┌──
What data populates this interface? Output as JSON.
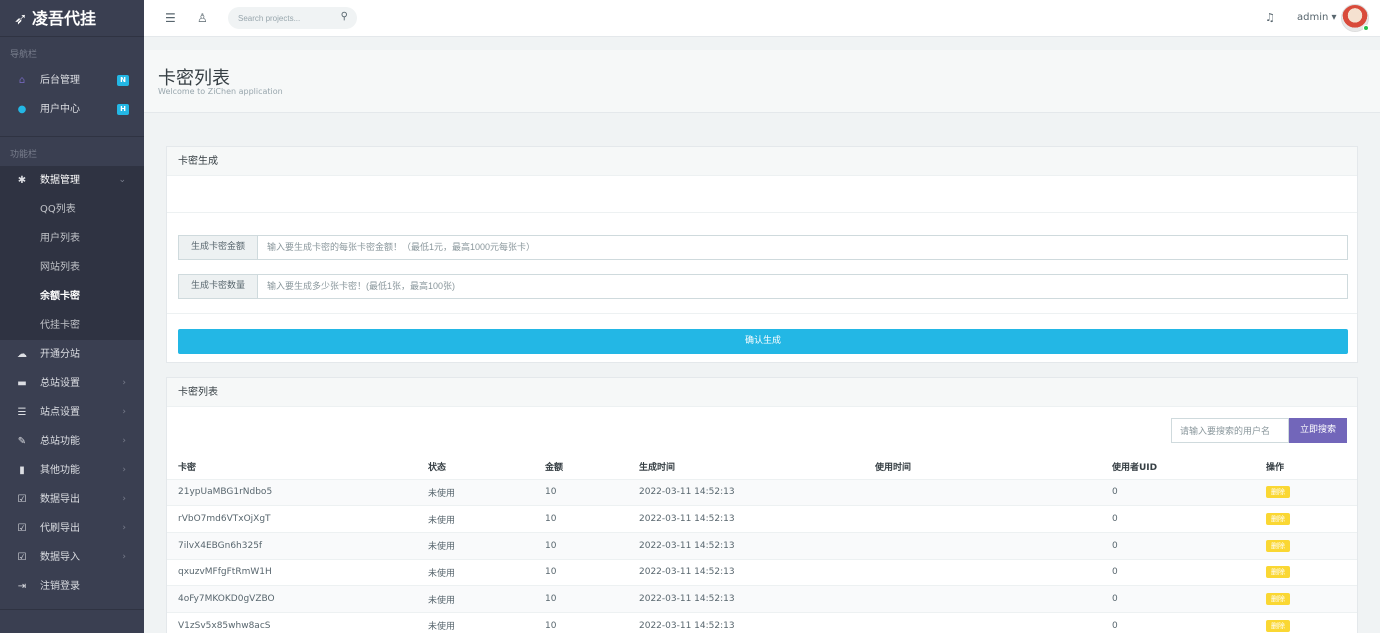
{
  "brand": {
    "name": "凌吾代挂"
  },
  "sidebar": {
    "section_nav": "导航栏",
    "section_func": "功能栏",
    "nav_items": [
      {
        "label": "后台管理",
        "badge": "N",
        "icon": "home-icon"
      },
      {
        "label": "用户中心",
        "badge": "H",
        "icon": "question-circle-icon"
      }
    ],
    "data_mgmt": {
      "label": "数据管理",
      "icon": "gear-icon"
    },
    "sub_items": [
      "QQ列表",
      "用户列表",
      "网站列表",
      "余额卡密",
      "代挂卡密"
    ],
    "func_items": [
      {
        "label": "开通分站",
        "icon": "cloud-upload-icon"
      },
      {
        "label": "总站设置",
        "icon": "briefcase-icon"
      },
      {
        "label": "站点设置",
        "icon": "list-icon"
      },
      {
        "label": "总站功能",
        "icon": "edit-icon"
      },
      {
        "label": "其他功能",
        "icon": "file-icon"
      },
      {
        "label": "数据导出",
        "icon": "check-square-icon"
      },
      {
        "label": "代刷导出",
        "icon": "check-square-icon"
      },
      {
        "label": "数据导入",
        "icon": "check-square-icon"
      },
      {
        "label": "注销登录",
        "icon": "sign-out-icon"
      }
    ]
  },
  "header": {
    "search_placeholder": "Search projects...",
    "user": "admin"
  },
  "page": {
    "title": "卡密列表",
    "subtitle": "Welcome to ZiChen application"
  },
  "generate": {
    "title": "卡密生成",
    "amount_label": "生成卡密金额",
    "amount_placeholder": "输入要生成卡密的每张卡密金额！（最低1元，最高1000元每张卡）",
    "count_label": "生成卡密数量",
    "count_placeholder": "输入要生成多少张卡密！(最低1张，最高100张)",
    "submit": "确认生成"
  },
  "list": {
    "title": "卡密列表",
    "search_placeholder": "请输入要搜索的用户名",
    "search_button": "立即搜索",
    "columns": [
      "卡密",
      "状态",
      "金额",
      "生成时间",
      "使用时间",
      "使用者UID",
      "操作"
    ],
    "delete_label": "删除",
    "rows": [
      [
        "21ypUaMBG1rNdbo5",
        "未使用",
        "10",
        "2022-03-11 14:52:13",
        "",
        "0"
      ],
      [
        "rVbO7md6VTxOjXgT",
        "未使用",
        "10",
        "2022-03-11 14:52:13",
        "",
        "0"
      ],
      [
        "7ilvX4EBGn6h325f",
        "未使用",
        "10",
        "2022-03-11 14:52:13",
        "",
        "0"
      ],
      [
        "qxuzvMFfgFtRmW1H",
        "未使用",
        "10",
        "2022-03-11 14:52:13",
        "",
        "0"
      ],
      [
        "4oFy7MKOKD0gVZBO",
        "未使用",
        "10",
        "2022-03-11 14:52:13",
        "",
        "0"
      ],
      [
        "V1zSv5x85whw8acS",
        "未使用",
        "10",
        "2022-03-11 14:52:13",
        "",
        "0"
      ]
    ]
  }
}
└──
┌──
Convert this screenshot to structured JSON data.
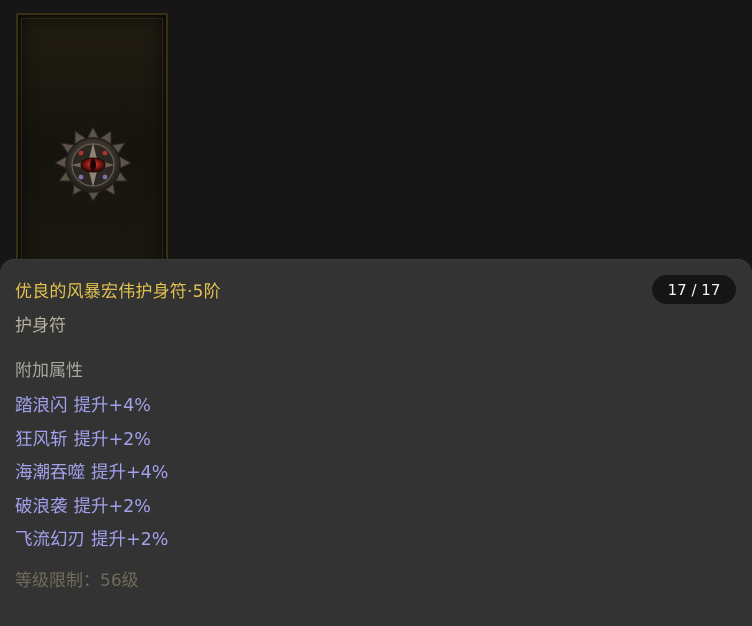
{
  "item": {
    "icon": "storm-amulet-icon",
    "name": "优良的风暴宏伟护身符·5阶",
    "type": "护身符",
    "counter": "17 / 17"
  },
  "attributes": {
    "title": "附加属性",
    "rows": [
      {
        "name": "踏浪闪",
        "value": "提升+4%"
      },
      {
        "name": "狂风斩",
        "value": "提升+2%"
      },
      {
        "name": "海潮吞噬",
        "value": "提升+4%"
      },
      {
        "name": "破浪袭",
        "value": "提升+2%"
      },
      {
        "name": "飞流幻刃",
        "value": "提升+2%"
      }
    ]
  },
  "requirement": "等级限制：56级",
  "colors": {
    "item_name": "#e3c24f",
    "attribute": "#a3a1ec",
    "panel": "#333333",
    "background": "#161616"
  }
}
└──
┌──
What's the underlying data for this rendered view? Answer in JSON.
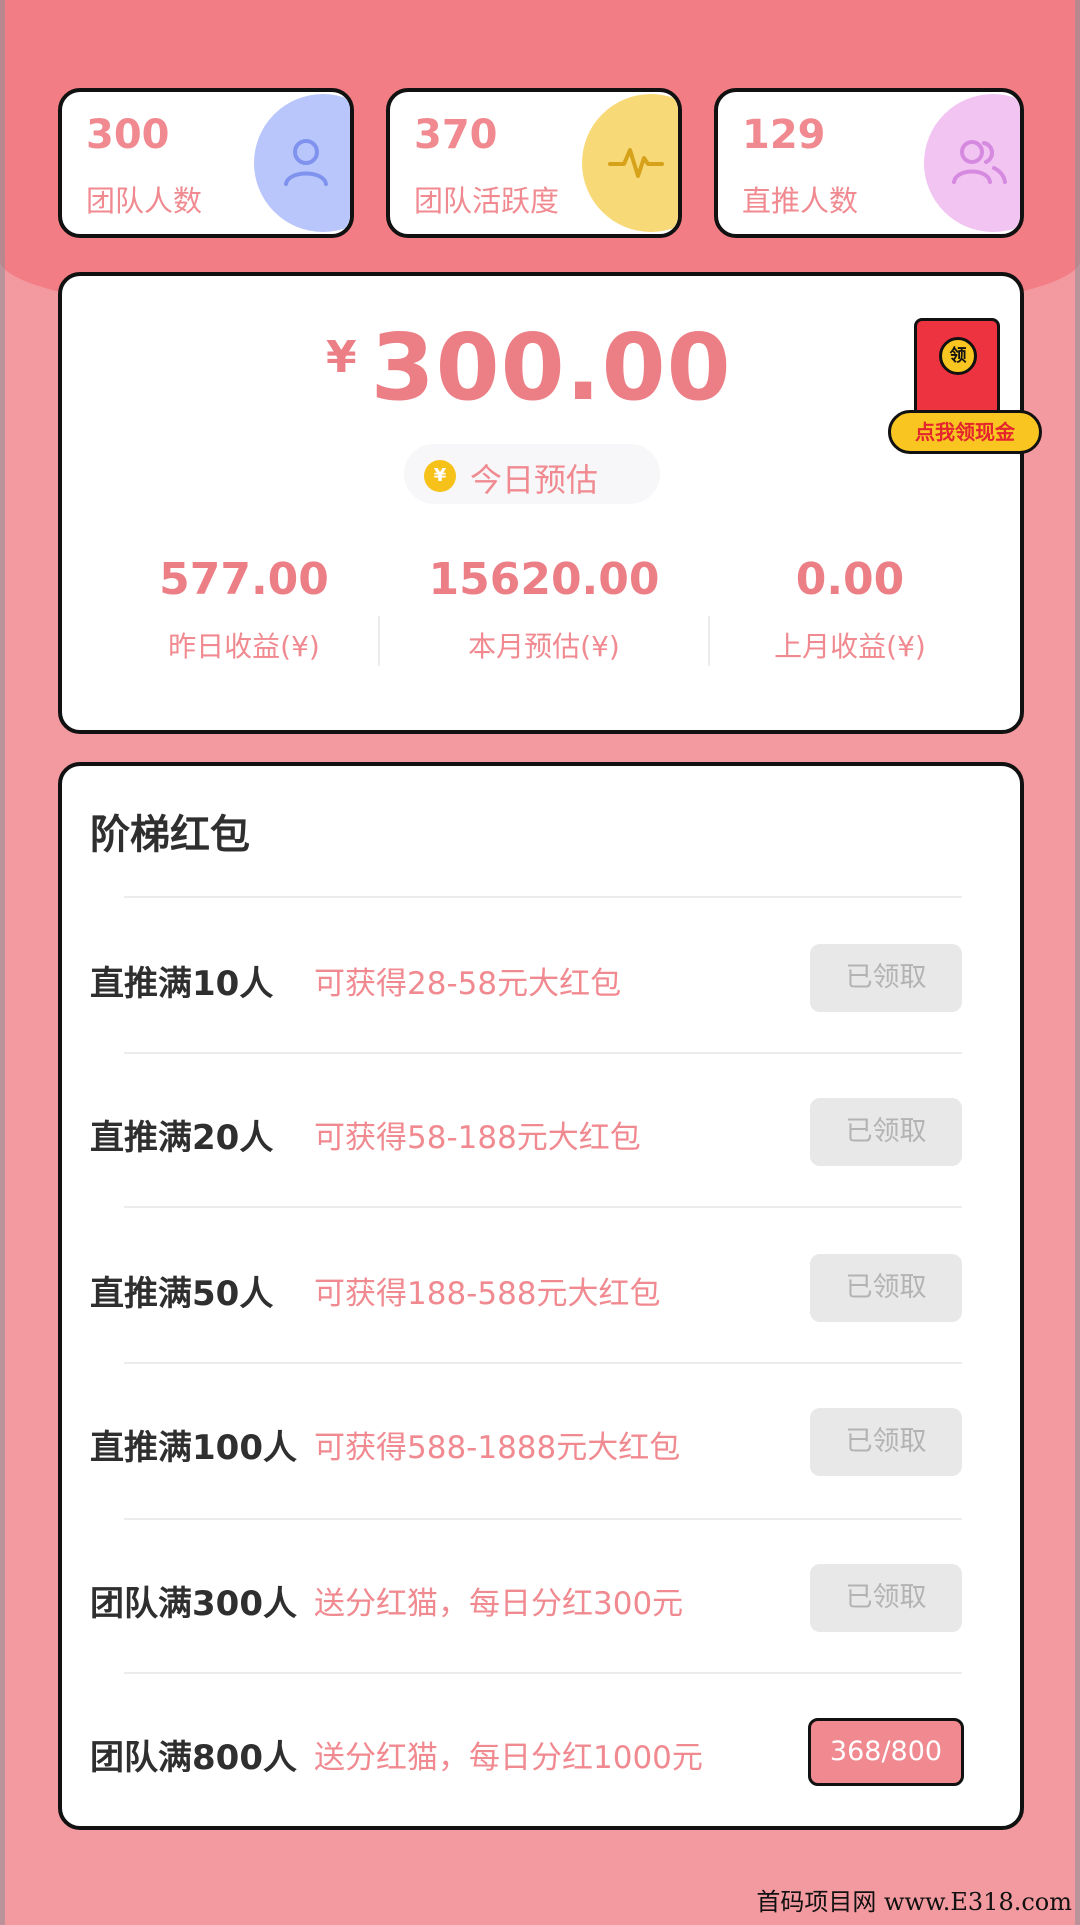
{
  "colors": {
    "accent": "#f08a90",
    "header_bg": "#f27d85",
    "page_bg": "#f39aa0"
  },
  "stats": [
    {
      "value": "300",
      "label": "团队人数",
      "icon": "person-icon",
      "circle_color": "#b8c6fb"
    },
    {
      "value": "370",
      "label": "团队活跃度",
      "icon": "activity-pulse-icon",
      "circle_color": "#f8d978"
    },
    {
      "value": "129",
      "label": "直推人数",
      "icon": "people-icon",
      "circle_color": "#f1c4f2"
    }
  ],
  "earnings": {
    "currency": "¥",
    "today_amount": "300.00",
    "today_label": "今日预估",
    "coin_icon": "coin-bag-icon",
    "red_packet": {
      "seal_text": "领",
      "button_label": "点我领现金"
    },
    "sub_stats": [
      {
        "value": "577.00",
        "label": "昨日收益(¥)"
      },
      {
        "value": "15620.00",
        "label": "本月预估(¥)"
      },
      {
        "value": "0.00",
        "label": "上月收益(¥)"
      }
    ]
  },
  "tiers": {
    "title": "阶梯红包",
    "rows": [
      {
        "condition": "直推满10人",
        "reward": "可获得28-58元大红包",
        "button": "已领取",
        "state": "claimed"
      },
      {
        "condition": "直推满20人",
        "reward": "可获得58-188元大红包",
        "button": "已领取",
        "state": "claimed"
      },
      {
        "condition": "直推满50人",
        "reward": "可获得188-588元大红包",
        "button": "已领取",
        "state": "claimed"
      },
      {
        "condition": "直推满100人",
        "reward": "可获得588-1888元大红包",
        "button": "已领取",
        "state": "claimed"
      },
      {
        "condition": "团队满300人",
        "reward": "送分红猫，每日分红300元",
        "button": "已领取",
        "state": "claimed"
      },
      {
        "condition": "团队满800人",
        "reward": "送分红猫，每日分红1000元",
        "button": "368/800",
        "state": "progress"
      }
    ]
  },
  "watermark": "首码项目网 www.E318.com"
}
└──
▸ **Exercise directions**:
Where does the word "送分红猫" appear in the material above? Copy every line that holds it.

▸ **Output of the exercise**:
        "reward": "送分红猫，每日分红300元",
        "reward": "送分红猫，每日分红1000元",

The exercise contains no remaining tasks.